As for the film playing like a video game, the fact is the style is well within keeping with Snyder’s style as represented by 300 and Watchmen. This style is most represented on the second level of fantasy, with the girls fighting steam-punk nazis, dragons and robots. The action is over the top, mind-blowing, and visually stunning. They do advance the plot, sometimes just barely, yet later in the film this technique is turned on its own head in a fascinating way, that actually ends up being a stunning way to advance the plot. Speaking of which, the plot itself unravels to be quite clever and emotional, and I am inclined to agree with the starlets that this film can be viewed as quite empowering, and perhaps not just in a girl power sence, but it may just prove empowering for those teenage boys that come for the visuals, especially if they are victims of bullies or of generally being ostracised from their peers.

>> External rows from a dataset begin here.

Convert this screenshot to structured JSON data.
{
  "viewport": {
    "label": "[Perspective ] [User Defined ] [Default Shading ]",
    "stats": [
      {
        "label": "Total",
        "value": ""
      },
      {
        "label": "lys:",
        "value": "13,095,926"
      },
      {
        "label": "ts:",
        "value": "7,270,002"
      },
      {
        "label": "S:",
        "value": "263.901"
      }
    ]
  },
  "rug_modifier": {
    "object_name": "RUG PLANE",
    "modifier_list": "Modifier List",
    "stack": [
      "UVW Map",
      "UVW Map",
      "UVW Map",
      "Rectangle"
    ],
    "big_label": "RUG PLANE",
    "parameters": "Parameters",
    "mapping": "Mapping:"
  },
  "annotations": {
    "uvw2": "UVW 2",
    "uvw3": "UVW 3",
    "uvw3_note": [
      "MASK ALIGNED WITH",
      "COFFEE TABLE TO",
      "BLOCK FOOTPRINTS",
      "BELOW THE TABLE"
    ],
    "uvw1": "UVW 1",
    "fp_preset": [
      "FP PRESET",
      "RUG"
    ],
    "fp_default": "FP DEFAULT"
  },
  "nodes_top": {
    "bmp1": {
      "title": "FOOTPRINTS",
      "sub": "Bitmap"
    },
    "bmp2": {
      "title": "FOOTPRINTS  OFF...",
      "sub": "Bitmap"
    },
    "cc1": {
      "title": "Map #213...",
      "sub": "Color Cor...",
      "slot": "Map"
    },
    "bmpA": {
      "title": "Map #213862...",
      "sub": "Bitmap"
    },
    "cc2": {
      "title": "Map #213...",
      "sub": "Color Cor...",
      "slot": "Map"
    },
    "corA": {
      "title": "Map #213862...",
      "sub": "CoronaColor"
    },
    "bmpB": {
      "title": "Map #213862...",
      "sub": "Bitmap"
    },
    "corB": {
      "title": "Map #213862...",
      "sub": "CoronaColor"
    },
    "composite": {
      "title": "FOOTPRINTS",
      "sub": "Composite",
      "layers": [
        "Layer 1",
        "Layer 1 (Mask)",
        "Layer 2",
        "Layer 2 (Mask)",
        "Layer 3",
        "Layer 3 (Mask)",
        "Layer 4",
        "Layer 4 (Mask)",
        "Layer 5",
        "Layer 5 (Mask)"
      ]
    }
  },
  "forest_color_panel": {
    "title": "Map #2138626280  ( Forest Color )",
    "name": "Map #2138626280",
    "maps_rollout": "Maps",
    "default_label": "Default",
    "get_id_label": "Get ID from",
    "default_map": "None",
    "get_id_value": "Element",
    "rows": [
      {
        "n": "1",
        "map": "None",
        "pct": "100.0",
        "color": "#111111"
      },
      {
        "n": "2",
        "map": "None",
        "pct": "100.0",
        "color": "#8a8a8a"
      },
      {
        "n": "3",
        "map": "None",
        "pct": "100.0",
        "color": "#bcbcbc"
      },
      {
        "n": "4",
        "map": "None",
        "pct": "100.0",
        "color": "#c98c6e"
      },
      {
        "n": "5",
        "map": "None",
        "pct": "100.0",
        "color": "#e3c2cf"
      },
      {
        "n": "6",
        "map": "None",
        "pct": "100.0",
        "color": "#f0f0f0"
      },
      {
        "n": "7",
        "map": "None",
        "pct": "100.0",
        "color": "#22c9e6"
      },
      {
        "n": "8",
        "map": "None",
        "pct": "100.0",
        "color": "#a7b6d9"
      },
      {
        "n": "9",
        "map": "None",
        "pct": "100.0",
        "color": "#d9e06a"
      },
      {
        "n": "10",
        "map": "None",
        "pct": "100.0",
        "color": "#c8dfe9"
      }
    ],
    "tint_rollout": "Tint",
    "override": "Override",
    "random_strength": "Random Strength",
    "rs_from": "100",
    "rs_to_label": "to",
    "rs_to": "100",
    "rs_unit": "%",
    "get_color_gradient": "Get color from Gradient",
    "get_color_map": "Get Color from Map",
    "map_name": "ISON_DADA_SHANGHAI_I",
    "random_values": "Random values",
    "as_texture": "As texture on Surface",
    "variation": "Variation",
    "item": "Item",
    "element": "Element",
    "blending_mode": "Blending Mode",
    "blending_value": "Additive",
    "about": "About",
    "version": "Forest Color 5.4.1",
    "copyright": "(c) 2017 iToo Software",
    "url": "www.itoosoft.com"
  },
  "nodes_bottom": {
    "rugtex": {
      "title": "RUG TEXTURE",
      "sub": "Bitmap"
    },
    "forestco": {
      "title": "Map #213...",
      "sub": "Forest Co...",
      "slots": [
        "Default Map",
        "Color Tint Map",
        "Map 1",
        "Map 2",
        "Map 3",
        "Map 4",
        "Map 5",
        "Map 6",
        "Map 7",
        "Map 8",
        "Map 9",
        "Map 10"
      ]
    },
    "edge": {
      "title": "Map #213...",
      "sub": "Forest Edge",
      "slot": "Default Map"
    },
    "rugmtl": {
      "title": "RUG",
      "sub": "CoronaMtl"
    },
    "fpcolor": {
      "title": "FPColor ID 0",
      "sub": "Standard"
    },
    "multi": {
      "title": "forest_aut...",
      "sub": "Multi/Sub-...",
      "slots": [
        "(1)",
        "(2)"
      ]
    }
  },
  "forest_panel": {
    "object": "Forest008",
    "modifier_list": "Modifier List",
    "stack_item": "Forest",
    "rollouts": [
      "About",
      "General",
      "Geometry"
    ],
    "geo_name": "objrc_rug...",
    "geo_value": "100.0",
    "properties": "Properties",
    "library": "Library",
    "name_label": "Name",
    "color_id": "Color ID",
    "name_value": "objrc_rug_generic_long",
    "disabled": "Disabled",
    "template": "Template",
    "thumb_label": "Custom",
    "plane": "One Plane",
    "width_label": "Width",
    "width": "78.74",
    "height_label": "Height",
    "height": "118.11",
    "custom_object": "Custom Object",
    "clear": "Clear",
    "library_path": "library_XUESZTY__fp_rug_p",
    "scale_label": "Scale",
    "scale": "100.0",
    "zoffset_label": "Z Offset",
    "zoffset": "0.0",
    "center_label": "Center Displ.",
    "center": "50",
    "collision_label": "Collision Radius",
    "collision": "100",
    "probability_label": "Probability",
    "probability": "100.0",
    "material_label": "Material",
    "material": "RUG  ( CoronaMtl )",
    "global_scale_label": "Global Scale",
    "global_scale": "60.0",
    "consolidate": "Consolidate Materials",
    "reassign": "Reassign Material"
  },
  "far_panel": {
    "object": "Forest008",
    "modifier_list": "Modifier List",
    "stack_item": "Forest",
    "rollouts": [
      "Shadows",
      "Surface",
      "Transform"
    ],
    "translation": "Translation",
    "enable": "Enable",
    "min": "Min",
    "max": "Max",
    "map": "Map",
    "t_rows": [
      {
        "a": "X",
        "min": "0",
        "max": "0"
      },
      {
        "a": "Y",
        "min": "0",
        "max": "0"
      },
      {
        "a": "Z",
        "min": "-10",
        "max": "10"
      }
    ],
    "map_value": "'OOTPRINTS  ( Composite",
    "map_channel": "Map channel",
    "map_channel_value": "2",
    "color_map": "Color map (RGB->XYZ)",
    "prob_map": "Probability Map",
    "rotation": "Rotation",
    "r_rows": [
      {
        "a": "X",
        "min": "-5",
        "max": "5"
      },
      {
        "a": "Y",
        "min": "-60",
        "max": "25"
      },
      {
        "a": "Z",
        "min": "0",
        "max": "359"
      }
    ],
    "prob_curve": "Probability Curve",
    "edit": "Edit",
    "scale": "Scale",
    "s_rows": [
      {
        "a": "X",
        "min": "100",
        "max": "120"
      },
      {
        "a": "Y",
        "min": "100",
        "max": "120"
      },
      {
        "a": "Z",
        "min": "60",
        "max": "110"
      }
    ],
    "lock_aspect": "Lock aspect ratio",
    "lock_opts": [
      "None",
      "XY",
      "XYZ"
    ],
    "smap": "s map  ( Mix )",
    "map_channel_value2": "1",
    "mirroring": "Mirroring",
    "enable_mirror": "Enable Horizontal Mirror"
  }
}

As for performances, they are uniformly brilliant. Emily Browning I found somewhat wooden at times, but as the film progresses that is actually quite appropriate for the character, and when she is required to play anguish or strength, she does so successfully. Abbie Cornish, the other Aussie, does even better, and perhaps is just as much of a lynchpin in the film as Browning. Malone steps up to the plate with these two, and carves a strong identity of her own. Hudgens and Chung are left a little wanting as a result, but still manage to show singular moments of individual talent. The external characters all play their roles, but only two more are really worth special mention, Carla Gugino brings a quite but subjugated power to her role as Doctor to the patients/Mistress of Bordello. Hardly a surprise as she is always brilliant. Jon Hamm gets little screen time, but he makes it count, especially in his final scene. He certainly reminded me to get off my butt and start watching Mad Med season 2.
The setting and the filming techniques make this film very easy to label from a superficial point of view. While the critics were not wowed, I am getting the impression that audiences are. As always I link the trailer below. If the visuals are immediately off-putting and deter you, avoid the film. But if it sparks a curiosity, give it a look. I am inclined to think you will have an enjoyable two hours
4 stars out of 5